A few friends and I are reading this book together. Each week we are reading one chapter. On Fridays, I am posting my comments, then giving them the opportunity to add their thoughts as well. If you would like to join us or simply find out more about the book, you can read about it here.)
Chapter 9: "Margin in Time"
- I don't feel this chapter was stuffed with profound, new truths. I felt like much of it was just a good reminder. However, by reading it and writing this post ahead of time (due to having a measure of time margin!) I feel I was able to think a little more and get a little deeper than just the surface. As always- I look forward to reading your takeaways!
- I appreciated his thoughts on the importance of discretionary time. I think we often see it as not important, or at least, less important than working time. We would not dispute quiet time with God, but I think we often look negatively at other types of discretionary time. Maybe it is because so many misuse discretionary time, and we don't want to be like them.
- I liked: "Where are the noises that tell us to slow down?" (Page 112)
- It is interesting to try imagine yourself without the constraints/demands of minutes and hours- where time is looked at in terms of days (or possibly sections divided by mealtimes!) As I think about it, I think my Dad's routine may not be too far off that. He has a few things he does at certain times, but he approaches his day with what he needs to get done, then he works on it.
- I think the clock and the light can be helpers, but I do see that I let them negatively affect me. The light is probably the worst. I stay up later at night than I should and as a consequence, I lose both physcial (via rest) and time margin.
- What decides what is a full week of work for us? This question came to mind when reading about the American workweek. Americans typically consider 40 hours a full week. Have we adopted that without thinking it through? Do we let that be our standard because of what men may think? It seems I remember preachers being challenged to work at least 40 hours, if not more, so that the men he ministers to will not see him as lazy. My argument is not for or against 40 hours being our standard. It just hit me that I have adopted that in my mind as the pattern without thinking things through. Maybe there could be a preacher who works only 30 hours, but then has more time to simply spend with God.
- "If we sit back and do nothing about it, next year at this time we'll have less time margin than we have right now." (Page 116) Time margin will not happen without purposeful decisions.
- He mentioned about multi-tasking invading our leisure time. I have found the tendency for this myself. Best example: trying to email while watching a ballgame. Usually, I get more focused on the work and don't enjoy the leisure time. In short, I lose enjoyment when I multitask.
- In talking about productivity in the workplace, he seemed to somewhat minimize the laziness of the workers. I think there is more to it than he gave credit for. My experience in the secular workplace has not been that people are diligent workers for the time they are supposed to be there. Usually, they were trying to get the minimum done without getting in trouble.
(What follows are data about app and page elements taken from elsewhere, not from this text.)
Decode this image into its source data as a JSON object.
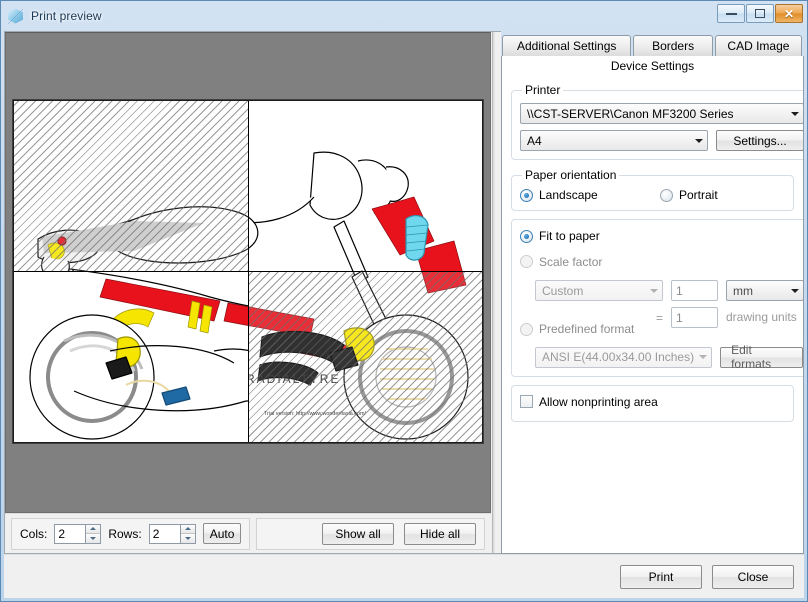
{
  "window": {
    "title": "Print preview",
    "icon": "cube-icon",
    "buttons": {
      "minimize": "minimize-icon",
      "maximize": "maximize-icon",
      "close": "✕"
    }
  },
  "preview": {
    "cols": 2,
    "rows": 2,
    "tiles": [
      {
        "index": 1,
        "hidden": true
      },
      {
        "index": 2,
        "hidden": false
      },
      {
        "index": 3,
        "hidden": false
      },
      {
        "index": 4,
        "hidden": true
      }
    ],
    "watermark": "Trial version: http://www.wonderfiasia.com/",
    "toolbar": {
      "cols_label": "Cols:",
      "cols_value": "2",
      "rows_label": "Rows:",
      "rows_value": "2",
      "auto_label": "Auto",
      "show_all_label": "Show all",
      "hide_all_label": "Hide all"
    }
  },
  "settings": {
    "tabs": [
      {
        "label": "Additional Settings",
        "active": false
      },
      {
        "label": "Borders",
        "active": false
      },
      {
        "label": "CAD Image",
        "active": false
      }
    ],
    "active_tab_label": "Device Settings",
    "printer_group": {
      "legend": "Printer",
      "printer_value": "\\\\CST-SERVER\\Canon MF3200 Series",
      "paper_size_value": "A4",
      "settings_button": "Settings..."
    },
    "orientation_group": {
      "legend": "Paper orientation",
      "landscape_label": "Landscape",
      "portrait_label": "Portrait",
      "selected": "Landscape"
    },
    "scale_group": {
      "fit_to_paper_label": "Fit to paper",
      "scale_factor_label": "Scale factor",
      "selected": "Fit to paper",
      "scale_preset_value": "Custom",
      "scale_numerator": "1",
      "unit_value": "mm",
      "equals_sign": "=",
      "scale_denominator": "1",
      "drawing_units_label": "drawing units",
      "predefined_format_label": "Predefined format",
      "predefined_format_value": "ANSI E(44.00x34.00 Inches)",
      "edit_formats_button": "Edit formats"
    },
    "nonprinting_group": {
      "allow_nonprinting_label": "Allow nonprinting area",
      "checked": false
    }
  },
  "footer": {
    "print_label": "Print",
    "close_label": "Close"
  },
  "colors": {
    "titlebar_accent": "#bcd4ea",
    "preview_bg": "#808080",
    "close_button": "#e08d26",
    "radio_accent": "#1e6ba8",
    "art_red": "#e8121c",
    "art_yellow": "#f6e500",
    "art_cyan": "#6fd8ef"
  }
}
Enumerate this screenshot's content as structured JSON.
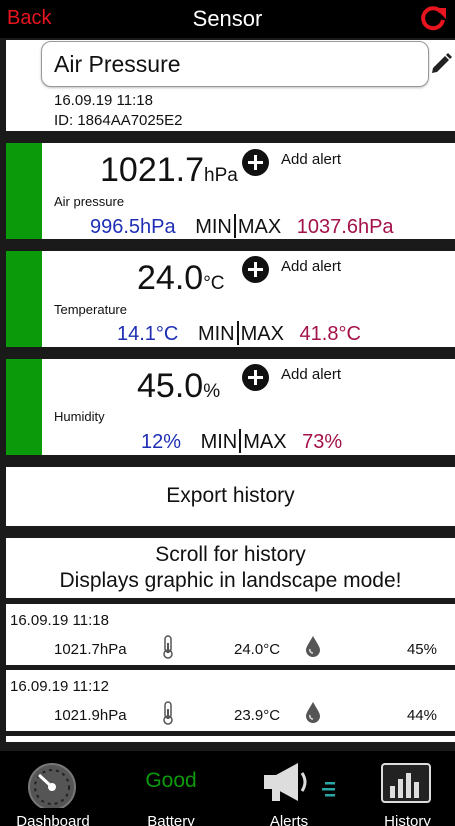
{
  "header": {
    "back_label": "Back",
    "title": "Sensor"
  },
  "sensor": {
    "name": "Air Pressure",
    "date": "16.09.19  11:18",
    "id": "ID: 1864AA7025E2"
  },
  "pressure": {
    "value": "1021.7",
    "unit": "hPa",
    "add_alert": "Add alert",
    "label": "Air pressure",
    "min": "996.5hPa",
    "min_label": "MIN",
    "max_label": "MAX",
    "max": "1037.6hPa"
  },
  "temperature": {
    "value": "24.0",
    "unit": "°C",
    "add_alert": "Add alert",
    "label": "Temperature",
    "min": "14.1°C",
    "min_label": "MIN",
    "max_label": "MAX",
    "max": "41.8°C"
  },
  "humidity": {
    "value": "45.0",
    "unit": "%",
    "add_alert": "Add alert",
    "label": "Humidity",
    "min": "12%",
    "min_label": "MIN",
    "max_label": "MAX",
    "max": "73%"
  },
  "export_label": "Export history",
  "scroll_info": {
    "line1": "Scroll for history",
    "line2": "Displays graphic in landscape mode!"
  },
  "history": [
    {
      "date": "16.09.19  11:18",
      "pressure": "1021.7hPa",
      "temp": "24.0°C",
      "humidity": "45%"
    },
    {
      "date": "16.09.19  11:12",
      "pressure": "1021.9hPa",
      "temp": "23.9°C",
      "humidity": "44%"
    }
  ],
  "nav": {
    "dashboard": "Dashboard",
    "battery_status": "Good",
    "battery": "Battery",
    "alerts": "Alerts",
    "history": "History"
  },
  "colors": {
    "accent_red": "#e8141e",
    "status_green": "#0a9a0a",
    "min_blue": "#1e2fb5",
    "max_red": "#a3124a"
  },
  "icons": [
    "refresh-icon",
    "pencil-icon",
    "plus-icon",
    "thermometer-icon",
    "drop-icon",
    "gauge-icon",
    "megaphone-icon",
    "chart-icon"
  ]
}
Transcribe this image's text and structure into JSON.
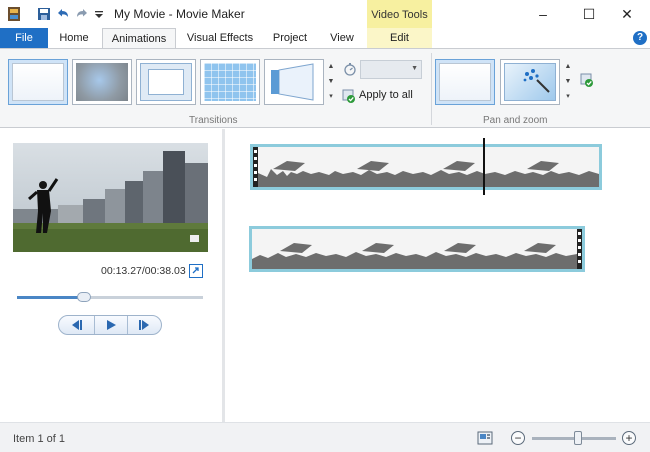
{
  "window": {
    "title": "My Movie - Movie Maker",
    "context_tab_group": "Video Tools",
    "minimize_glyph": "–",
    "maximize_glyph": "☐",
    "close_glyph": "✕"
  },
  "quick_access": {
    "icons": [
      "app-icon",
      "save-icon",
      "undo-icon",
      "redo-icon",
      "customize-dropdown-icon"
    ]
  },
  "tabs": {
    "file": "File",
    "items": [
      "Home",
      "Animations",
      "Visual Effects",
      "Project",
      "View"
    ],
    "active": "Animations",
    "edit": "Edit",
    "help_glyph": "?"
  },
  "ribbon": {
    "transitions_label": "Transitions",
    "apply_to_all": "Apply to all",
    "duration_value": "",
    "pan_zoom_label": "Pan and zoom"
  },
  "preview": {
    "time": "00:13.27/00:38.03",
    "seek_fraction": 0.36
  },
  "status": {
    "item_text": "Item 1 of 1",
    "zoom_fraction": 0.55
  },
  "colors": {
    "accent": "#1f6fc5",
    "context_tab": "#f7f0a0",
    "clip_border": "#8ccbdc"
  }
}
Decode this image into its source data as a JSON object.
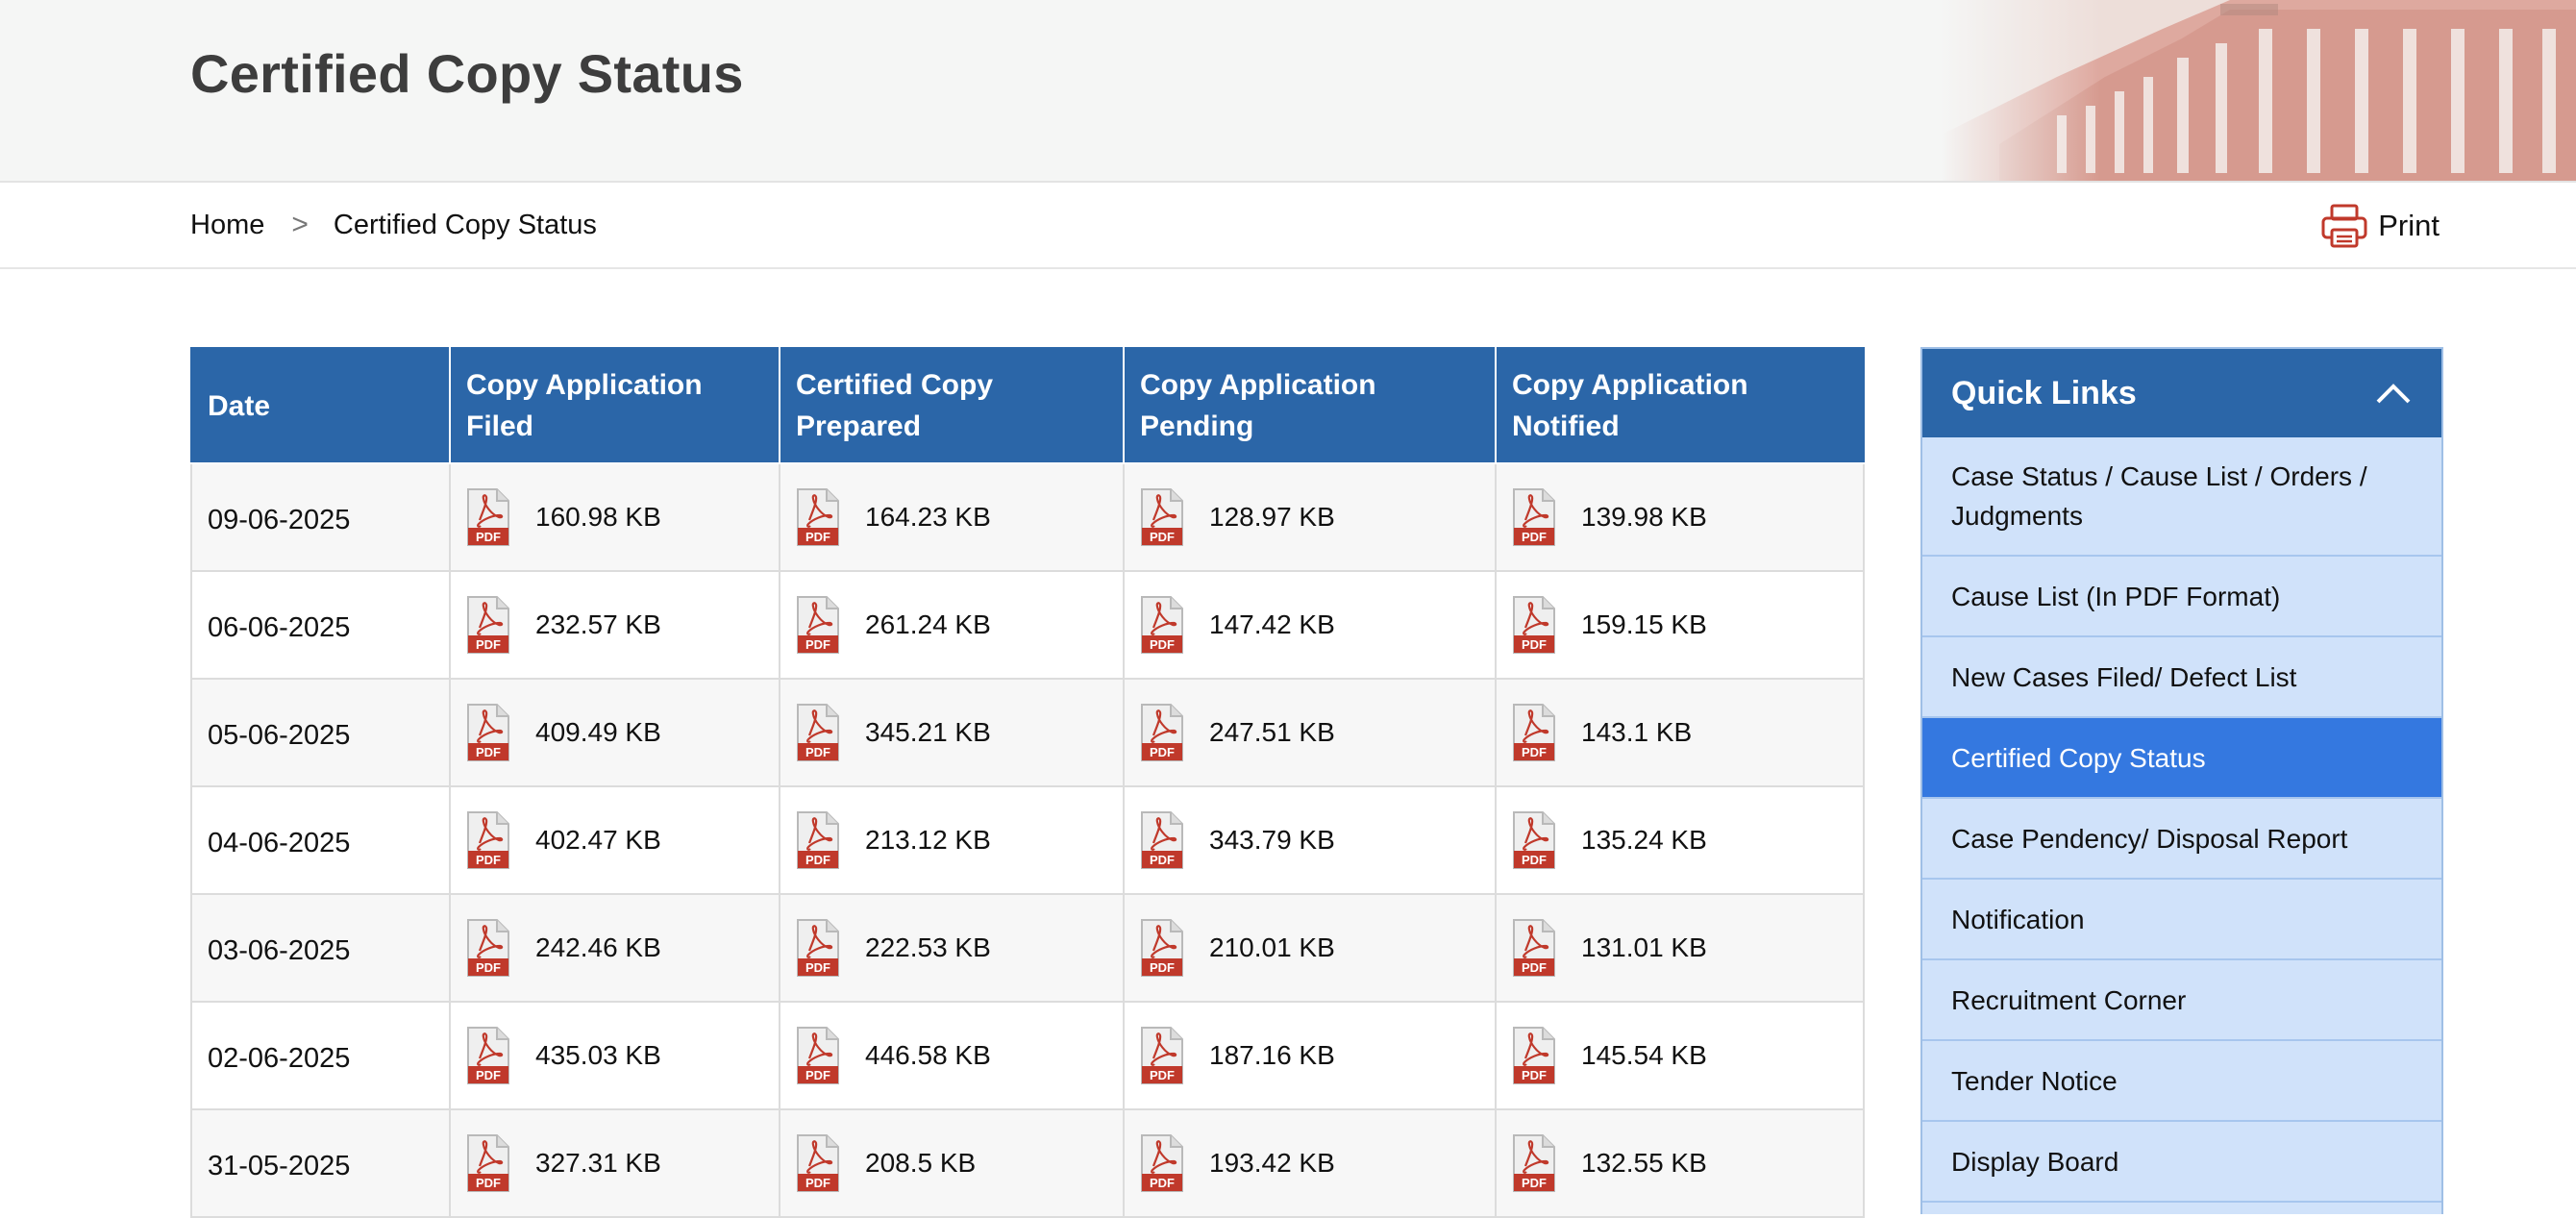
{
  "header": {
    "title": "Certified Copy Status"
  },
  "breadcrumb": {
    "home": "Home",
    "separator": ">",
    "current": "Certified Copy Status"
  },
  "print": {
    "label": "Print",
    "icon": "printer-icon"
  },
  "table": {
    "columns": [
      "Date",
      "Copy Application Filed",
      "Certified Copy Prepared",
      "Copy Application Pending",
      "Copy Application Notified"
    ],
    "file_icon": "pdf-file-icon",
    "rows": [
      {
        "date": "09-06-2025",
        "files": [
          "160.98 KB",
          "164.23 KB",
          "128.97 KB",
          "139.98 KB"
        ]
      },
      {
        "date": "06-06-2025",
        "files": [
          "232.57 KB",
          "261.24 KB",
          "147.42 KB",
          "159.15 KB"
        ]
      },
      {
        "date": "05-06-2025",
        "files": [
          "409.49 KB",
          "345.21 KB",
          "247.51 KB",
          "143.1 KB"
        ]
      },
      {
        "date": "04-06-2025",
        "files": [
          "402.47 KB",
          "213.12 KB",
          "343.79 KB",
          "135.24 KB"
        ]
      },
      {
        "date": "03-06-2025",
        "files": [
          "242.46 KB",
          "222.53 KB",
          "210.01 KB",
          "131.01 KB"
        ]
      },
      {
        "date": "02-06-2025",
        "files": [
          "435.03 KB",
          "446.58 KB",
          "187.16 KB",
          "145.54 KB"
        ]
      },
      {
        "date": "31-05-2025",
        "files": [
          "327.31 KB",
          "208.5 KB",
          "193.42 KB",
          "132.55 KB"
        ]
      }
    ]
  },
  "quick_links": {
    "title": "Quick Links",
    "toggle_icon": "chevron-up-icon",
    "items": [
      {
        "label": "Case Status / Cause List / Orders / Judgments",
        "active": false
      },
      {
        "label": "Cause List (In PDF Format)",
        "active": false
      },
      {
        "label": "New Cases Filed/ Defect List",
        "active": false
      },
      {
        "label": "Certified Copy Status",
        "active": true
      },
      {
        "label": "Case Pendency/ Disposal Report",
        "active": false
      },
      {
        "label": "Notification",
        "active": false
      },
      {
        "label": "Recruitment Corner",
        "active": false
      },
      {
        "label": "Tender Notice",
        "active": false
      },
      {
        "label": "Display Board",
        "active": false
      }
    ]
  },
  "colors": {
    "header_blue": "#2b66a8",
    "active_link": "#3478e0",
    "quick_link_bg": "#d0e2fa",
    "pdf_red": "#c0392b"
  }
}
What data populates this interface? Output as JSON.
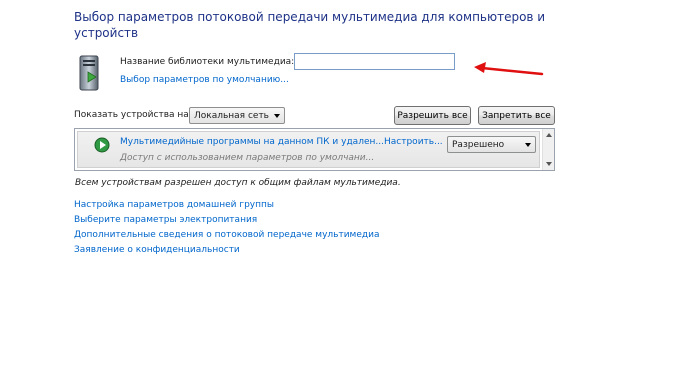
{
  "title": "Выбор параметров потоковой передачи мультимедиа для компьютеров и устройств",
  "library": {
    "label": "Название библиотеки мультимедиа:",
    "value": "",
    "defaults_link": "Выбор параметров по умолчанию..."
  },
  "devices": {
    "show_label": "Показать устройства на:",
    "network_selected": "Локальная сеть",
    "allow_all_label": "Разрешить все",
    "deny_all_label": "Запретить все",
    "rows": [
      {
        "title": "Мультимедийные программы на данном ПК и удален...",
        "subtitle": "Доступ с использованием параметров по умолчани...",
        "settings_link": "Настроить...",
        "status": "Разрешено"
      }
    ],
    "note": "Всем устройствам разрешен доступ к общим файлам мультимедиа."
  },
  "links": [
    "Настройка параметров домашней группы",
    "Выберите параметры электропитания",
    "Дополнительные сведения о потоковой передаче мультимедиа",
    "Заявление о конфиденциальности"
  ],
  "colors": {
    "link": "#0066cc",
    "title": "#1e3287",
    "annotation_arrow": "#e01010"
  },
  "icons": {
    "library": "media-server-icon",
    "row": "media-player-icon"
  }
}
- I learned that "Everything takes longer than it does" (page 121) shortly after we were married and I was responsible to fix things around the house.
- He suggested turning off the tv. I doubt that is the biggest time waster among us. So what is it? For me, it would probably be checking email or looking up something on the internet. Any confessions?
- I like the idea of disconnecting from all electronic devices (except maybe the Kindle) sometime when we take a couple of days off. Any of you done that?
- He talked about having long-term vision. I think if we have this, it will greatly aid something else he talked about: saying "No." With a plan it is easier to see if an activity fits within that plan or if it will distract from them.
- I agree that busyness robs the pleasure of anticipation.
- His "prescriptions" were all good reminders, but I think the most practical for me is to create the buffer zones. I don't want to "waste" time being somewhere too early, so I keep working until ... I'm nearly running late. (Viola's the same. In this area, we are not good for each other!) That buffer will add quality to the activities before and after the buffer.
- Next chapter will be good for one of the fellows. (He's about to fork out a bunch of money and lose some of his financial margin!)
I've had my say, what say you?
Discussion on Chapter 8
Discussion on Chapter 10